More than four years ago a big band was born in Grantham – and it has gone from strength to strength ever since.
One of the highlights of Grantham Big Band’s (GRAB) story so far was a recent sell-out show at the Guildhall Arts Centre. Peter Storey has been musical director of the band since its began and here talks about its success so far.
How did GRAB come about and what was your involvement?
The concept of a Grantham-based big band had existed before, but had become inactive. Then I was playing a show in Grantham with Stuart Robinson and we had the idea of forming a new band. We needed a musical director and I think my exact words at the time were, “Well, I don’t mind waving my arms about at the front for a bit.” So on the 19th September, 2012, we held our first rehearsal at the Conservative Club (which has generously accommodated us ever since) and a handful of players turned up. I remember we had a few pieces of music and played our way through these and thought, “that wasn’t bad, let’s keep this up”.

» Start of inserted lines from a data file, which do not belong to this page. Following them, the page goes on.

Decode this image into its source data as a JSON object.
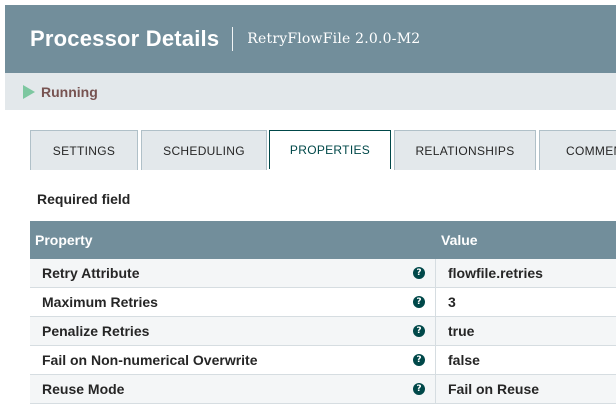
{
  "header": {
    "title": "Processor Details",
    "subtitle": "RetryFlowFile 2.0.0-M2"
  },
  "status": {
    "label": "Running",
    "icon": "play-icon",
    "icon_color": "#7dc7a0"
  },
  "tabs": [
    {
      "label": "SETTINGS",
      "active": false
    },
    {
      "label": "SCHEDULING",
      "active": false
    },
    {
      "label": "PROPERTIES",
      "active": true
    },
    {
      "label": "RELATIONSHIPS",
      "active": false
    },
    {
      "label": "COMMENTS",
      "active": false
    }
  ],
  "required_label": "Required field",
  "table": {
    "columns": [
      "Property",
      "Value"
    ],
    "rows": [
      {
        "property": "Retry Attribute",
        "value": "flowfile.retries"
      },
      {
        "property": "Maximum Retries",
        "value": "3"
      },
      {
        "property": "Penalize Retries",
        "value": "true"
      },
      {
        "property": "Fail on Non-numerical Overwrite",
        "value": "false"
      },
      {
        "property": "Reuse Mode",
        "value": "Fail on Reuse"
      }
    ]
  },
  "colors": {
    "header_bg": "#728e9b",
    "status_bg": "#e3e8eb",
    "status_text": "#775351",
    "accent": "#004849"
  }
}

What level of musicianship were you looking for and what kind of people got involved?
This is actually a very important aspect of this band. The opportunity to play jazz in an ensemble was lacking in Grantham; adult music making existed for classical, concert band players or operatic for example, but there was nothing I knew of for jazz. I decided that we were looking for accomplished amateur musicians who could read music to an intermediate standard and most importantly, wanted to play big band jazz. We also needed a few people who were comfortable improvising solos (or ‘busking’ as we call it) as this is fundamental to the big band style. From when we started, we attracted new players and I was amazed by how quickly we ended up with a full big band – five saxes, four trumpets, four trombones and a rhythm section of piano, guitar, bass and drums. Craig Martini joined us as our first vocalist and he was shortly followed by Helen Spede to take girl vocals. The band is successful because of the sheer enthusiasm and talent of the variety of people who make it up. Indeed, John Toogood who regularly reviews the band, remarked to me how encouraging it was that so many younger players were ensuring that the big band tradition lives on. Some of those younger players are Emily-Jane Wilds on lead trumpet, Sam Shelton on trombone and my daughter, Laura, on double bass. And our most senior member is longstanding local guitarist John Hedworth.
The band has been a great success. How do you feel about that and are you surprised?
Two words, immense pride, spring to mind when I think about how far we have come. We had enough of a repertoire to do our first gig in the Conservative Club in May 2013 and we played to a full house. The audience reaction was amazing! I knew then that we really had something and the band has worked hard since – there are tunes we play now, like Buddy Rich’s Big Swing Face, that would have been far too difficult then. It’s a mark of how well the band has developed that we can tackle really quite challenging ‘charts’ as they are known. Am I surprised? A little I guess, because I had no idea how far we could take this project.
How big a milestone was the Guildhall gig for you and how would you describe the reaction you got?
We have played many gigs over the last four years, small venues and big venues, and often to a full house it seems. And we had played the Guildhall before by invitation to be part of shows. But this was different – Stuart took the plunge and hired the theatre because we had a hunch we could fill it. It was a bit of a financial risk for us but we needn’t have worried as the gig sold out some six weeks before the event. There was even a waiting list for returns! When it came to the big night, we started the first number, Strike up the Band, as the curtains opened and you could just feel the warmth from the audience – everyone was there to have a great time. They even politely laughed at my terrible jokes. We received a standing ovation at the end and the next day, our Facebook page filled up with lovely complements from people who had been there.
What does the future hold for the band now?
Well, the phone is ringing, the date book is filling up for 2017 and we will be back at the Guildhall, as well a little further afield. We will work on some new tunes and continue to expand the repertoire. I think it’s clear that we play a style of music people want to hear, and we try to keep that quite varied, but always anchored in the big band style.
But as we look back on 2016, it contained a period of sadness. After a short illness, we lost our friend and fellow GRAB musician, Pete Clark, who played alto sax. He loved playing in GRAB and I like to think that we provided a friendly and rewarding experience for him in his final years. Success of the band is fantastic of course, but the musical community we have created is also so very important.